Source information.
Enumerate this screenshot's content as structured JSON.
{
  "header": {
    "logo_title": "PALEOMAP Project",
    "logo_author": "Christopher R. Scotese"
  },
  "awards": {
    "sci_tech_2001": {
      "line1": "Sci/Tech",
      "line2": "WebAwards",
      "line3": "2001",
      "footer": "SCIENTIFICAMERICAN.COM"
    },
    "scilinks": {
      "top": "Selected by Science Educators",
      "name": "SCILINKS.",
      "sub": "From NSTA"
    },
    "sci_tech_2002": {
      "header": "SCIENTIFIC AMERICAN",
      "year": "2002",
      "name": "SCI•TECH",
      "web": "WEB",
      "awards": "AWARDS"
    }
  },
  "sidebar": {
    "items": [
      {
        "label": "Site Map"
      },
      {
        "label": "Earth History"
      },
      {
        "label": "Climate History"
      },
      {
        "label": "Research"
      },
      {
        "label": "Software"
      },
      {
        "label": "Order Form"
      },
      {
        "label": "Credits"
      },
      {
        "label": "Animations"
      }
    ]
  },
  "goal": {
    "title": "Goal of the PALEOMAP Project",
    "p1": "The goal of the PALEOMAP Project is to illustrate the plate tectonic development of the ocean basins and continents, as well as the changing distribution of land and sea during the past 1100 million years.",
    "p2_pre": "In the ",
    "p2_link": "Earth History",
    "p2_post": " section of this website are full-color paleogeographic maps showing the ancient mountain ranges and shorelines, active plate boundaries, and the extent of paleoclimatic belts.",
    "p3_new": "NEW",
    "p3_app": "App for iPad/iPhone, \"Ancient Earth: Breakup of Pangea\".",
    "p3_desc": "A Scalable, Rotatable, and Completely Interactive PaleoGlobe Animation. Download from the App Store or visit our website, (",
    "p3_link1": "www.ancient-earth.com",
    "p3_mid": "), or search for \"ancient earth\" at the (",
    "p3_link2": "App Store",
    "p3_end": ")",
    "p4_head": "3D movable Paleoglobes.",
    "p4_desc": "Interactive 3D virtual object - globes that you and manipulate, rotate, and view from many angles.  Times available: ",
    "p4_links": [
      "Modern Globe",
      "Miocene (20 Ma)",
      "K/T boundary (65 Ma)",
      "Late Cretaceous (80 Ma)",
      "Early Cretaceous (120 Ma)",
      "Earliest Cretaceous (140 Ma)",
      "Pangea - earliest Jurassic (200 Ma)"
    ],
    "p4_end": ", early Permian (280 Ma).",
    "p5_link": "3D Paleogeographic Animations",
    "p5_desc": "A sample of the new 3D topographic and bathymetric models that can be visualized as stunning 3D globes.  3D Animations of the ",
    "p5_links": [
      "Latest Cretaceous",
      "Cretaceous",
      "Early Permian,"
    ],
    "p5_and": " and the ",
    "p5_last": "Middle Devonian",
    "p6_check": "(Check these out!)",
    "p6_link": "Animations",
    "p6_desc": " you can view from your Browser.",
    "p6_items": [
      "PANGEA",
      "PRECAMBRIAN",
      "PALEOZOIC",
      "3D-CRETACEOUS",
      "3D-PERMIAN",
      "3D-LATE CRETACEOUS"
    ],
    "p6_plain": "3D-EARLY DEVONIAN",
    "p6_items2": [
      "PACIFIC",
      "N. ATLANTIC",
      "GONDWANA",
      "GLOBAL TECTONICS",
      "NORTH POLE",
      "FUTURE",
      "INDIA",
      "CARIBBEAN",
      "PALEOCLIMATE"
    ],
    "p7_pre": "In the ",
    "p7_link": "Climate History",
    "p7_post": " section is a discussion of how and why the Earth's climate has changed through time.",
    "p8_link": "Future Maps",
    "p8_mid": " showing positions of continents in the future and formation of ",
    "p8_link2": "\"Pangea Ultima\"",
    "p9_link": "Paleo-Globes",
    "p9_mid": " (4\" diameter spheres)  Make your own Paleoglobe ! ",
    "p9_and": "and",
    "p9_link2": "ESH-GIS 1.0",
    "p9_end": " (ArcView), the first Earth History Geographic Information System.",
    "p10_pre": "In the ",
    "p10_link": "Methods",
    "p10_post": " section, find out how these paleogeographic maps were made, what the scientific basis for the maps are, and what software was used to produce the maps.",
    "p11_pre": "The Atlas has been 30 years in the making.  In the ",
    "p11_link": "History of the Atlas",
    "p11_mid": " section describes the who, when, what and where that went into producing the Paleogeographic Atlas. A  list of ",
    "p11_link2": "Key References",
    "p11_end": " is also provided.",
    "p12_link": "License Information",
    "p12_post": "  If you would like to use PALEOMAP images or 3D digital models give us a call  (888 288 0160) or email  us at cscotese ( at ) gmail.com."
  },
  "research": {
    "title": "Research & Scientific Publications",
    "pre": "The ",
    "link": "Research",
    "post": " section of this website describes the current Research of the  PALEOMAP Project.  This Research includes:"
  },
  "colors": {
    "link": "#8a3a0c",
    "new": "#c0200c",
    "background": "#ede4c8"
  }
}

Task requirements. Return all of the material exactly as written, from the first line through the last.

Answer space.
Enumerate this screenshot's content as structured JSON.
{
  "header": {
    "logo_title": "PALEOMAP Project",
    "logo_author": "Christopher R. Scotese"
  },
  "awards": {
    "sci_tech_2001": {
      "line1": "Sci/Tech",
      "line2": "WebAwards",
      "line3": "2001",
      "footer": "SCIENTIFICAMERICAN.COM"
    },
    "scilinks": {
      "top": "Selected by Science Educators",
      "name": "SCILINKS.",
      "sub": "From NSTA"
    },
    "sci_tech_2002": {
      "header": "SCIENTIFIC AMERICAN",
      "year": "2002",
      "name": "SCI•TECH",
      "web": "WEB",
      "awards": "AWARDS"
    }
  },
  "sidebar": {
    "items": [
      {
        "label": "Site Map"
      },
      {
        "label": "Earth History"
      },
      {
        "label": "Climate History"
      },
      {
        "label": "Research"
      },
      {
        "label": "Software"
      },
      {
        "label": "Order Form"
      },
      {
        "label": "Credits"
      },
      {
        "label": "Animations"
      }
    ]
  },
  "goal": {
    "title": "Goal of the PALEOMAP Project",
    "p1": "The goal of the PALEOMAP Project is to illustrate the plate tectonic development of the ocean basins and continents, as well as the changing distribution of land and sea during the past 1100 million years.",
    "p2_pre": "In the ",
    "p2_link": "Earth History",
    "p2_post": " section of this website are full-color paleogeographic maps showing the ancient mountain ranges and shorelines, active plate boundaries, and the extent of paleoclimatic belts.",
    "p3_new": "NEW",
    "p3_app": "App for iPad/iPhone, \"Ancient Earth: Breakup of Pangea\".",
    "p3_desc": "A Scalable, Rotatable, and Completely Interactive PaleoGlobe Animation. Download from the App Store or visit our website, (",
    "p3_link1": "www.ancient-earth.com",
    "p3_mid": "), or search for \"ancient earth\" at the (",
    "p3_link2": "App Store",
    "p3_end": ")",
    "p4_head": "3D movable Paleoglobes.",
    "p4_desc": "Interactive 3D virtual object - globes that you and manipulate, rotate, and view from many angles.  Times available: ",
    "p4_links": [
      "Modern Globe",
      "Miocene (20 Ma)",
      "K/T boundary (65 Ma)",
      "Late Cretaceous (80 Ma)",
      "Early Cretaceous (120 Ma)",
      "Earliest Cretaceous (140 Ma)",
      "Pangea - earliest Jurassic (200 Ma)"
    ],
    "p4_end": ", early Permian (280 Ma).",
    "p5_link": "3D Paleogeographic Animations",
    "p5_desc": "A sample of the new 3D topographic and bathymetric models that can be visualized as stunning 3D globes.  3D Animations of the ",
    "p5_links": [
      "Latest Cretaceous",
      "Cretaceous",
      "Early Permian,"
    ],
    "p5_and": " and the ",
    "p5_last": "Middle Devonian",
    "p6_check": "(Check these out!)",
    "p6_link": "Animations",
    "p6_desc": " you can view from your Browser.",
    "p6_items": [
      "PANGEA",
      "PRECAMBRIAN",
      "PALEOZOIC",
      "3D-CRETACEOUS",
      "3D-PERMIAN",
      "3D-LATE CRETACEOUS"
    ],
    "p6_plain": "3D-EARLY DEVONIAN",
    "p6_items2": [
      "PACIFIC",
      "N. ATLANTIC",
      "GONDWANA",
      "GLOBAL TECTONICS",
      "NORTH POLE",
      "FUTURE",
      "INDIA",
      "CARIBBEAN",
      "PALEOCLIMATE"
    ],
    "p7_pre": "In the ",
    "p7_link": "Climate History",
    "p7_post": " section is a discussion of how and why the Earth's climate has changed through time.",
    "p8_link": "Future Maps",
    "p8_mid": " showing positions of continents in the future and formation of ",
    "p8_link2": "\"Pangea Ultima\"",
    "p9_link": "Paleo-Globes",
    "p9_mid": " (4\" diameter spheres)  Make your own Paleoglobe ! ",
    "p9_and": "and",
    "p9_link2": "ESH-GIS 1.0",
    "p9_end": " (ArcView), the first Earth History Geographic Information System.",
    "p10_pre": "In the ",
    "p10_link": "Methods",
    "p10_post": " section, find out how these paleogeographic maps were made, what the scientific basis for the maps are, and what software was used to produce the maps.",
    "p11_pre": "The Atlas has been 30 years in the making.  In the ",
    "p11_link": "History of the Atlas",
    "p11_mid": " section describes the who, when, what and where that went into producing the Paleogeographic Atlas. A  list of ",
    "p11_link2": "Key References",
    "p11_end": " is also provided.",
    "p12_link": "License Information",
    "p12_post": "  If you would like to use PALEOMAP images or 3D digital models give us a call  (888 288 0160) or email  us at cscotese ( at ) gmail.com."
  },
  "research": {
    "title": "Research & Scientific Publications",
    "pre": "The ",
    "link": "Research",
    "post": " section of this website describes the current Research of the  PALEOMAP Project.  This Research includes:"
  },
  "colors": {
    "link": "#8a3a0c",
    "new": "#c0200c",
    "background": "#ede4c8"
  }
}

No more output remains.